- Plus: $189
- Pro: $329
#10. Lifter LMS
Lifter LMS is a WordPress powered learning management system for course creators and membership site entrepreneurs.
- Multimedia Lessons
- Course Builder
- Drip Content
- Course Tracks
- Quiz Timer
- Student Dashboard
- Course Reviews
- Core LifterLMS plugin: $99 p/year
- Universe Bundle: $299 p/year
- Infinity Bundle: $999 p/year
#11. WP Courseware
WP Courseware is a WordPress plugin by FlyPlugins that lets you create and sell online courses and turn your knowledge into profits
- Drag and Drop Course Builder
- Drip Your Content at Custom Intervals
- Classroom Grade Books for Each Course
- Powerful Quiz and Survey Functionality
- Set Required Course Prerequisites
- Certificates of Course Completion
- Built-In Shopping Cart Support
- Sell Courses as a One Time Purchase
- Set Up Recurring Subscription Payments
- Offer Affordable Installment Payments
- Use Your Own WordPress Theme
- Customizable Course Styling
Pricing (one-time payment):
- Teacher: $129
- Professor: $149
- Guru: $199

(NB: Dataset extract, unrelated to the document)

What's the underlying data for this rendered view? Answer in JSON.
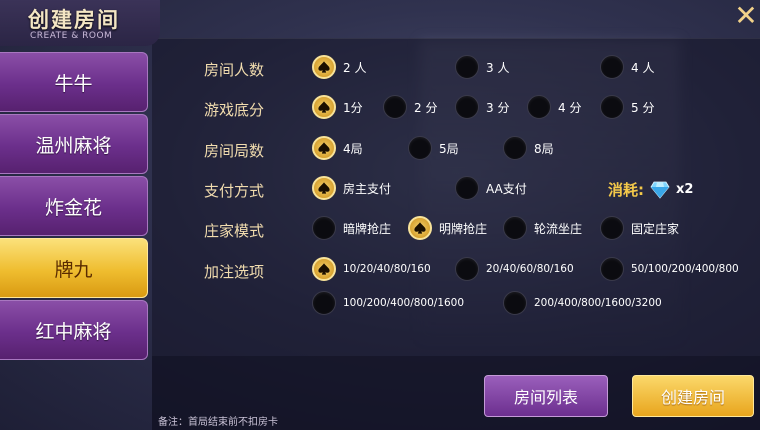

Creating and selling online courses is a booming industry, as you can tell from the number of platforms for hosting online courses, all competing with each other.
In this article I’ve walked you through my experience of going from a third party platform to a self-hosted platform and then back again to third party.
Hopefully, the lessons I learned along the way will help you make your own choices as you consider how to host and market your online course.